_TASK PROMPT_
Pull out each line of the data that includes the word "truyện".

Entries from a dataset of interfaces

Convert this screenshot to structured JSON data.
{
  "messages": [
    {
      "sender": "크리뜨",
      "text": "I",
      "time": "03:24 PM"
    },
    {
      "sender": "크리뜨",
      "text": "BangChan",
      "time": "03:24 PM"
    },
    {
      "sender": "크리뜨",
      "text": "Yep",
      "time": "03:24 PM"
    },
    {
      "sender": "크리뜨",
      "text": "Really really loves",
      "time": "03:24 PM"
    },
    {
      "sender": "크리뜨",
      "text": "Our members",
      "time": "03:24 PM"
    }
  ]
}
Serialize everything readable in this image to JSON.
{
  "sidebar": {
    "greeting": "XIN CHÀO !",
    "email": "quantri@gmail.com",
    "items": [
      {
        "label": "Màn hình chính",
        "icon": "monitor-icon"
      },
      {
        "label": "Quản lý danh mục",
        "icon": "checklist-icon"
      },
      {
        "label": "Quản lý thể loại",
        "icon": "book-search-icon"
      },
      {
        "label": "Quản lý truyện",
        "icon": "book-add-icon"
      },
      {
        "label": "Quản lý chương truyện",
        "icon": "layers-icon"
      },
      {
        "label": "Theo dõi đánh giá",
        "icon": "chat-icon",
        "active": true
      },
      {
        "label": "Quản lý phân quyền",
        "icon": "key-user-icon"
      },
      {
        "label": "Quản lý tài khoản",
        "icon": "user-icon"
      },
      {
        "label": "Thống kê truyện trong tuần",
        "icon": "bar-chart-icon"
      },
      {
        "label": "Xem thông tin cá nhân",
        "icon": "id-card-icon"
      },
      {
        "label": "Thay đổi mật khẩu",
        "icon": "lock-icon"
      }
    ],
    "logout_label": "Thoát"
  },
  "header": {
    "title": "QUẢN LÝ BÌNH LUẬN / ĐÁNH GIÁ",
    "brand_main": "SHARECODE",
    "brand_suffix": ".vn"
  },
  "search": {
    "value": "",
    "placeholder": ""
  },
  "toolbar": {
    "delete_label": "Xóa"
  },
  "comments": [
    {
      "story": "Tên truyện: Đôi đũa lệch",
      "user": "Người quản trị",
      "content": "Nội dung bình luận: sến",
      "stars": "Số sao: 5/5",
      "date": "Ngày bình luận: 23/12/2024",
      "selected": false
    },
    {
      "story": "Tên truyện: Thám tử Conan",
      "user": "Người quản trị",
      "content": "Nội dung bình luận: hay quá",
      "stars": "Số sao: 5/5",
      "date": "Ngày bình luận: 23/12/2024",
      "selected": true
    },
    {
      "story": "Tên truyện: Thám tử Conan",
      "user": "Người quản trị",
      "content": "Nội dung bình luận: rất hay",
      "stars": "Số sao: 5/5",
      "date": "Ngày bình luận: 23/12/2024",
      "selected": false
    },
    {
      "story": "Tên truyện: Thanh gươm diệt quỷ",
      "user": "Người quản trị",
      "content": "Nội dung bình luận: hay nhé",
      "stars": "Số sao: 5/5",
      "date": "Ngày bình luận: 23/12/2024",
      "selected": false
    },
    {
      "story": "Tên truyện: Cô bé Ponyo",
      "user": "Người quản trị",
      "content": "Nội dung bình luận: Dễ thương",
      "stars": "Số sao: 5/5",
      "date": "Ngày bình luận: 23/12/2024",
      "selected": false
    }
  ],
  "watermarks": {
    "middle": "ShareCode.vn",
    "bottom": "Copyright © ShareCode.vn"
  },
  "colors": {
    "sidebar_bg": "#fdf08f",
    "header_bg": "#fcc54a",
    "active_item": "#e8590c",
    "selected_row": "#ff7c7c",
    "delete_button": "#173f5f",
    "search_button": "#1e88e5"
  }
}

_SOLUTION TO THIS PROBLEM_
        "label": "Quản lý truyện",
        "label": "Quản lý chương truyện",
        "label": "Thống kê truyện trong tuần",
      "story": "Tên truyện: Đôi đũa lệch",
      "story": "Tên truyện: Thám tử Conan",
      "story": "Tên truyện: Thám tử Conan",
      "story": "Tên truyện: Thanh gươm diệt quỷ",
      "story": "Tên truyện: Cô bé Ponyo",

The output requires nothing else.